- _What you should do_
Without the pictures, return each record as it appears.

Collected data entries
------------------------------------------------------------

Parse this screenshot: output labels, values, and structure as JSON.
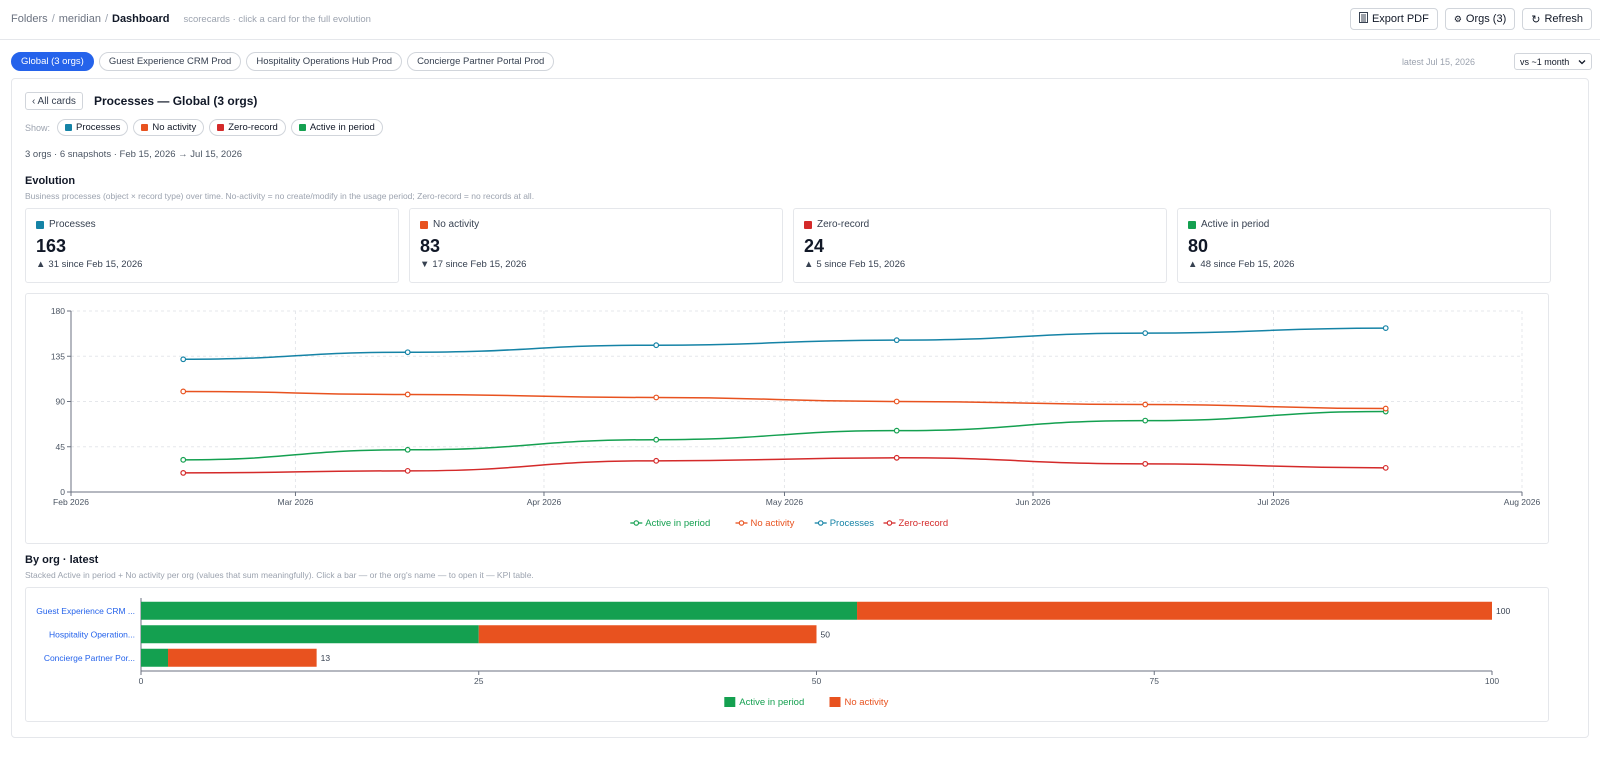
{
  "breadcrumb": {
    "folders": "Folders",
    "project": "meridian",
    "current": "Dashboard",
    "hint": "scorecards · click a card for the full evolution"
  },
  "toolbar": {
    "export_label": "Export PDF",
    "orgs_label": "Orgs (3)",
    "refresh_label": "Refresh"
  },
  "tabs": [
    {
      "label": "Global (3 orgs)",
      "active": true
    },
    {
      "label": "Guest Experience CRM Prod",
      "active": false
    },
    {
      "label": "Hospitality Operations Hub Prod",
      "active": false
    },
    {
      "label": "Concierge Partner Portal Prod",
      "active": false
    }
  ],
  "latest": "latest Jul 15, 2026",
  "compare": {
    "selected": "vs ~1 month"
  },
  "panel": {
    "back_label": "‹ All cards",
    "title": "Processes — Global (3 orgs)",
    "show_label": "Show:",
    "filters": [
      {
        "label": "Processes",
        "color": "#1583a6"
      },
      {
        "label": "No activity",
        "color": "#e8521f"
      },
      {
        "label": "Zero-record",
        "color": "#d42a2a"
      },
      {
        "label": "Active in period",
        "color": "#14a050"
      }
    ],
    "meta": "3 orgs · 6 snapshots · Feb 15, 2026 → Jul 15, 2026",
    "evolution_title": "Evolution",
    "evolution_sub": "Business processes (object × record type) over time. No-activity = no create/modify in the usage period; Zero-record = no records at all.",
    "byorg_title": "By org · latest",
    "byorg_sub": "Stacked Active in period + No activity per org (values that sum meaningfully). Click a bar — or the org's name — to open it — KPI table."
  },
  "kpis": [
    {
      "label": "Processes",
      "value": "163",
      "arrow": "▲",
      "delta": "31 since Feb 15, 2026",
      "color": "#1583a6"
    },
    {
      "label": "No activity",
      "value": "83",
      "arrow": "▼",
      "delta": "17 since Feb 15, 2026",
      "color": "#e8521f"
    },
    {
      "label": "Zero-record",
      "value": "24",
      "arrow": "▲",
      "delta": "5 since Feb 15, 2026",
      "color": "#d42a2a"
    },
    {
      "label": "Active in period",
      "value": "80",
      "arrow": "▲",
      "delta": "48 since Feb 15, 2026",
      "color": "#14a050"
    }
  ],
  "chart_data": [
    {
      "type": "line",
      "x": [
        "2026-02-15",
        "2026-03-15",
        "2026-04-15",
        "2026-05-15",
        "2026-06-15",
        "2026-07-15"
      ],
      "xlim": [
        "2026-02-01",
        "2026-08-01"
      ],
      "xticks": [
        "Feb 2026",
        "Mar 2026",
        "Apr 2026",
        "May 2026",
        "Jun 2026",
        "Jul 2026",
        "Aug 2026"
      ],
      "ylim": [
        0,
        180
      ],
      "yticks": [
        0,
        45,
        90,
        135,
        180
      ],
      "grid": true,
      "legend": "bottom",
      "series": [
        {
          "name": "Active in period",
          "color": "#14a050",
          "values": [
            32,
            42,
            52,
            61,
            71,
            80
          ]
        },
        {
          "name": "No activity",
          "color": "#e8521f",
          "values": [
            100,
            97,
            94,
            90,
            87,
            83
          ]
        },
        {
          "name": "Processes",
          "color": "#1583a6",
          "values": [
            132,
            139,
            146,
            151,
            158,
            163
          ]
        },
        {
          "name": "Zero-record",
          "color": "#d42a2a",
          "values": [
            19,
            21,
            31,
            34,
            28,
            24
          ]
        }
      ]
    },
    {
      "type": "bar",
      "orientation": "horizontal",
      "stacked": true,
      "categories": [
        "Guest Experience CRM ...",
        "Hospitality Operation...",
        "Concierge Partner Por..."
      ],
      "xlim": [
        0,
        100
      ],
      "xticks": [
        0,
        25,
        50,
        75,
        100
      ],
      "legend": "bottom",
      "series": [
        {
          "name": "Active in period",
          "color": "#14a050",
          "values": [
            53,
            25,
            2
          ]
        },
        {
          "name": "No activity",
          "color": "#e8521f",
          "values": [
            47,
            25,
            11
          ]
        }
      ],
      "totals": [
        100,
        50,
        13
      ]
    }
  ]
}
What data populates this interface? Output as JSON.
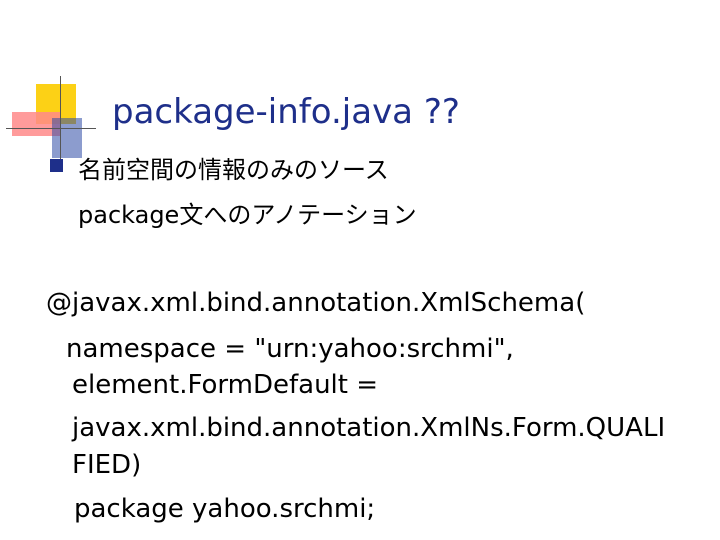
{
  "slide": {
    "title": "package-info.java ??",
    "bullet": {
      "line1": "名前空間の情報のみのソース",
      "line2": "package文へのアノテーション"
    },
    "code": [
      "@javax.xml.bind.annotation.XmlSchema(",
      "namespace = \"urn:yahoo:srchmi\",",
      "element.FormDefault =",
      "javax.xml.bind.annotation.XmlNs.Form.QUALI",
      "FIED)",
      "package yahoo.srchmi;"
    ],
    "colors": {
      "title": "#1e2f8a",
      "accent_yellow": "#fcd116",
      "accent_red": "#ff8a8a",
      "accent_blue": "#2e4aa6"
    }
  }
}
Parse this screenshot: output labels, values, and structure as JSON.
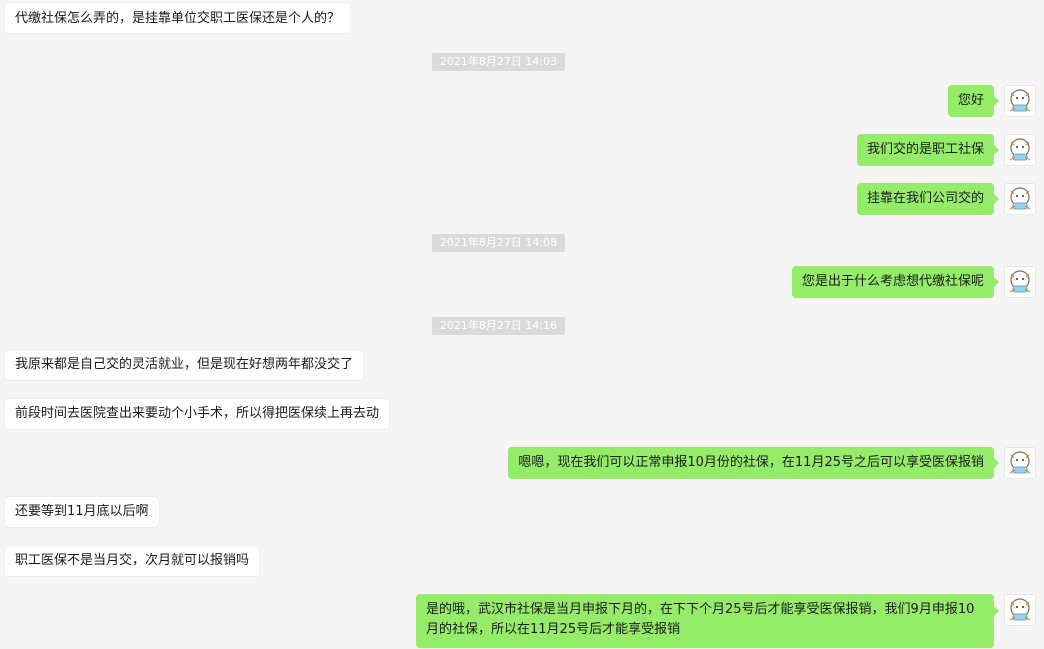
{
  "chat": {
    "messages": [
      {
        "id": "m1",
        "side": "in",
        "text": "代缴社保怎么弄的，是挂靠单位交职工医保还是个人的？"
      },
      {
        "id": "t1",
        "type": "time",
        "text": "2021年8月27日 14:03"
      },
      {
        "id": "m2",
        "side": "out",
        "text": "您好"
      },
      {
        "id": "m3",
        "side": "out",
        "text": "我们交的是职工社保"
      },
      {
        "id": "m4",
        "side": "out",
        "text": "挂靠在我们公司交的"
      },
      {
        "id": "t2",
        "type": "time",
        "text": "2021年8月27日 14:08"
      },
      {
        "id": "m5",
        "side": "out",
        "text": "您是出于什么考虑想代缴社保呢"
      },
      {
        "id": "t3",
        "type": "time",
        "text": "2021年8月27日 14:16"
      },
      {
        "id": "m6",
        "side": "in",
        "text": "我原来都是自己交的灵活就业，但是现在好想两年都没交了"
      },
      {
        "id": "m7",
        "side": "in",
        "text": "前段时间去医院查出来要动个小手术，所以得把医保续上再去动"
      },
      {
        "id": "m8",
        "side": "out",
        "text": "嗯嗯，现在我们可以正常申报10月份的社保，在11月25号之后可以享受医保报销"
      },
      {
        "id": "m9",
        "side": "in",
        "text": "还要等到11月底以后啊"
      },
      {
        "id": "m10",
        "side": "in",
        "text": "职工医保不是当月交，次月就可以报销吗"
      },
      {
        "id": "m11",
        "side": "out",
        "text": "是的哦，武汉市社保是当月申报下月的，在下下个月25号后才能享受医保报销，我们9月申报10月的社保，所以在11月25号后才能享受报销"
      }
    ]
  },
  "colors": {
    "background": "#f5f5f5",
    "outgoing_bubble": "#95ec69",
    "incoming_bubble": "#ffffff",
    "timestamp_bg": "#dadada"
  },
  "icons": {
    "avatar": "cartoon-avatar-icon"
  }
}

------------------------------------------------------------

- _Exercise output_
Parse this screenshot: output labels, values, and structure as JSON.
{
  "breadcrumb": {
    "folders": "Folders",
    "project": "meridian",
    "current": "Dashboard",
    "hint": "scorecards · click a card for the full evolution"
  },
  "toolbar": {
    "export_label": "Export PDF",
    "orgs_label": "Orgs (3)",
    "refresh_label": "Refresh"
  },
  "tabs": [
    {
      "label": "Global (3 orgs)",
      "active": true
    },
    {
      "label": "Guest Experience CRM Prod",
      "active": false
    },
    {
      "label": "Hospitality Operations Hub Prod",
      "active": false
    },
    {
      "label": "Concierge Partner Portal Prod",
      "active": false
    }
  ],
  "latest": "latest Jul 15, 2026",
  "compare": {
    "selected": "vs ~1 month"
  },
  "panel": {
    "back_label": "‹ All cards",
    "title": "Processes — Global (3 orgs)",
    "show_label": "Show:",
    "filters": [
      {
        "label": "Processes",
        "color": "#1583a6"
      },
      {
        "label": "No activity",
        "color": "#e8521f"
      },
      {
        "label": "Zero-record",
        "color": "#d42a2a"
      },
      {
        "label": "Active in period",
        "color": "#14a050"
      }
    ],
    "meta": "3 orgs · 6 snapshots · Feb 15, 2026 → Jul 15, 2026",
    "evolution_title": "Evolution",
    "evolution_sub": "Business processes (object × record type) over time. No-activity = no create/modify in the usage period; Zero-record = no records at all.",
    "byorg_title": "By org · latest",
    "byorg_sub": "Stacked Active in period + No activity per org (values that sum meaningfully). Click a bar — or the org's name — to open it — KPI table."
  },
  "kpis": [
    {
      "label": "Processes",
      "value": "163",
      "arrow": "▲",
      "delta": "31 since Feb 15, 2026",
      "color": "#1583a6"
    },
    {
      "label": "No activity",
      "value": "83",
      "arrow": "▼",
      "delta": "17 since Feb 15, 2026",
      "color": "#e8521f"
    },
    {
      "label": "Zero-record",
      "value": "24",
      "arrow": "▲",
      "delta": "5 since Feb 15, 2026",
      "color": "#d42a2a"
    },
    {
      "label": "Active in period",
      "value": "80",
      "arrow": "▲",
      "delta": "48 since Feb 15, 2026",
      "color": "#14a050"
    }
  ],
  "chart_data": [
    {
      "type": "line",
      "x": [
        "2026-02-15",
        "2026-03-15",
        "2026-04-15",
        "2026-05-15",
        "2026-06-15",
        "2026-07-15"
      ],
      "xlim": [
        "2026-02-01",
        "2026-08-01"
      ],
      "xticks": [
        "Feb 2026",
        "Mar 2026",
        "Apr 2026",
        "May 2026",
        "Jun 2026",
        "Jul 2026",
        "Aug 2026"
      ],
      "ylim": [
        0,
        180
      ],
      "yticks": [
        0,
        45,
        90,
        135,
        180
      ],
      "grid": true,
      "legend": "bottom",
      "series": [
        {
          "name": "Active in period",
          "color": "#14a050",
          "values": [
            32,
            42,
            52,
            61,
            71,
            80
          ]
        },
        {
          "name": "No activity",
          "color": "#e8521f",
          "values": [
            100,
            97,
            94,
            90,
            87,
            83
          ]
        },
        {
          "name": "Processes",
          "color": "#1583a6",
          "values": [
            132,
            139,
            146,
            151,
            158,
            163
          ]
        },
        {
          "name": "Zero-record",
          "color": "#d42a2a",
          "values": [
            19,
            21,
            31,
            34,
            28,
            24
          ]
        }
      ]
    },
    {
      "type": "bar",
      "orientation": "horizontal",
      "stacked": true,
      "categories": [
        "Guest Experience CRM ...",
        "Hospitality Operation...",
        "Concierge Partner Por..."
      ],
      "xlim": [
        0,
        100
      ],
      "xticks": [
        0,
        25,
        50,
        75,
        100
      ],
      "legend": "bottom",
      "series": [
        {
          "name": "Active in period",
          "color": "#14a050",
          "values": [
            53,
            25,
            2
          ]
        },
        {
          "name": "No activity",
          "color": "#e8521f",
          "values": [
            47,
            25,
            11
          ]
        }
      ],
      "totals": [
        100,
        50,
        13
      ]
    }
  ]
}
What data populates this interface? Output as JSON.
{
  "slide": {
    "title": "package-info.java ??",
    "bullet": {
      "line1": "名前空間の情報のみのソース",
      "line2": "package文へのアノテーション"
    },
    "code": [
      "@javax.xml.bind.annotation.XmlSchema(",
      "namespace = \"urn:yahoo:srchmi\",",
      "element.FormDefault =",
      "javax.xml.bind.annotation.XmlNs.Form.QUALI",
      "FIED)",
      "package yahoo.srchmi;"
    ],
    "colors": {
      "title": "#1e2f8a",
      "accent_yellow": "#fcd116",
      "accent_red": "#ff8a8a",
      "accent_blue": "#2e4aa6"
    }
  }
}
Parse this screenshot: output labels, values, and structure as JSON.
{
  "chat": {
    "messages": [
      {
        "id": "m1",
        "side": "in",
        "text": "代缴社保怎么弄的，是挂靠单位交职工医保还是个人的？"
      },
      {
        "id": "t1",
        "type": "time",
        "text": "2021年8月27日 14:03"
      },
      {
        "id": "m2",
        "side": "out",
        "text": "您好"
      },
      {
        "id": "m3",
        "side": "out",
        "text": "我们交的是职工社保"
      },
      {
        "id": "m4",
        "side": "out",
        "text": "挂靠在我们公司交的"
      },
      {
        "id": "t2",
        "type": "time",
        "text": "2021年8月27日 14:08"
      },
      {
        "id": "m5",
        "side": "out",
        "text": "您是出于什么考虑想代缴社保呢"
      },
      {
        "id": "t3",
        "type": "time",
        "text": "2021年8月27日 14:16"
      },
      {
        "id": "m6",
        "side": "in",
        "text": "我原来都是自己交的灵活就业，但是现在好想两年都没交了"
      },
      {
        "id": "m7",
        "side": "in",
        "text": "前段时间去医院查出来要动个小手术，所以得把医保续上再去动"
      },
      {
        "id": "m8",
        "side": "out",
        "text": "嗯嗯，现在我们可以正常申报10月份的社保，在11月25号之后可以享受医保报销"
      },
      {
        "id": "m9",
        "side": "in",
        "text": "还要等到11月底以后啊"
      },
      {
        "id": "m10",
        "side": "in",
        "text": "职工医保不是当月交，次月就可以报销吗"
      },
      {
        "id": "m11",
        "side": "out",
        "text": "是的哦，武汉市社保是当月申报下月的，在下下个月25号后才能享受医保报销，我们9月申报10月的社保，所以在11月25号后才能享受报销"
      }
    ]
  },
  "colors": {
    "background": "#f5f5f5",
    "outgoing_bubble": "#95ec69",
    "incoming_bubble": "#ffffff",
    "timestamp_bg": "#dadada"
  },
  "icons": {
    "avatar": "cartoon-avatar-icon"
  }
}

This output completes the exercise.